Look through the lines below; wherever the word "suffix" appears, copy that line.

============================================================

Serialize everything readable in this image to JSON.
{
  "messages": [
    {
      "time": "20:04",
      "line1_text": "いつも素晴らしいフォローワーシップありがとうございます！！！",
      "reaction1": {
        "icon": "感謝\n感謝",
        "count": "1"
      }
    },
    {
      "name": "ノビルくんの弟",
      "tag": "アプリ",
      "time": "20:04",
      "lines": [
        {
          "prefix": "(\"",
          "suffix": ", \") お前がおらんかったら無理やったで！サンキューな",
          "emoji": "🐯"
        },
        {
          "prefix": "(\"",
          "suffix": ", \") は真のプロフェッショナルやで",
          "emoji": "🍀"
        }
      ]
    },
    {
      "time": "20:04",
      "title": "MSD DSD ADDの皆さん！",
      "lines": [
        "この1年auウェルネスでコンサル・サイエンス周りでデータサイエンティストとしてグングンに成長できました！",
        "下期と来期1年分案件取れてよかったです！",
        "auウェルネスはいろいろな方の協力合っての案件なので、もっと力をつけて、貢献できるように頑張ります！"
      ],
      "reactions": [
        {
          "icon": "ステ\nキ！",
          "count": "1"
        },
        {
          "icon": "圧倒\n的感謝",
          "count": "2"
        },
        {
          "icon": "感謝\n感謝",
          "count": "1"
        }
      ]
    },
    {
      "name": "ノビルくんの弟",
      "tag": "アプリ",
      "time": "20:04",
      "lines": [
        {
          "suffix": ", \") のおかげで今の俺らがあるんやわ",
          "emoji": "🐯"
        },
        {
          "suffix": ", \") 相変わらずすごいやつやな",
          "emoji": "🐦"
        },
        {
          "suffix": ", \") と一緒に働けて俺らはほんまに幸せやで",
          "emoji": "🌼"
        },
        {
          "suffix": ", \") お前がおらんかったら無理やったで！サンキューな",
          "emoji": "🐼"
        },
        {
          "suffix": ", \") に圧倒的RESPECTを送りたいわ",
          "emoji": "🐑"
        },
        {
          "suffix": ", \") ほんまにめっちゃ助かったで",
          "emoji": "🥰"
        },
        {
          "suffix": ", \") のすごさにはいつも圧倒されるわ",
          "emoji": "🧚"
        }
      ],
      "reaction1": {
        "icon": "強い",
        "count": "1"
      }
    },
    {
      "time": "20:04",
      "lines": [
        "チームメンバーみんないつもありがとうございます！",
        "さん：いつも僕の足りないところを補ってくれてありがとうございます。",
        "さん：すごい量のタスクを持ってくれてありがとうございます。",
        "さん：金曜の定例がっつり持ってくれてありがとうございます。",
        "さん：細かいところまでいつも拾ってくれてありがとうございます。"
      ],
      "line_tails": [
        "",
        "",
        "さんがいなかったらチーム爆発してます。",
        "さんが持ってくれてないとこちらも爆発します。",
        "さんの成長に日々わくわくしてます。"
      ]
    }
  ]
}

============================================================

**Output of the task:**
          "suffix": ", \") お前がおらんかったら無理やったで！サンキューな",
          "suffix": ", \") は真のプロフェッショナルやで",
          "suffix": ", \") のおかげで今の俺らがあるんやわ",
          "suffix": ", \") 相変わらずすごいやつやな",
          "suffix": ", \") と一緒に働けて俺らはほんまに幸せやで",
          "suffix": ", \") お前がおらんかったら無理やったで！サンキューな",
          "suffix": ", \") に圧倒的RESPECTを送りたいわ",
          "suffix": ", \") ほんまにめっちゃ助かったで",
          "suffix": ", \") のすごさにはいつも圧倒されるわ",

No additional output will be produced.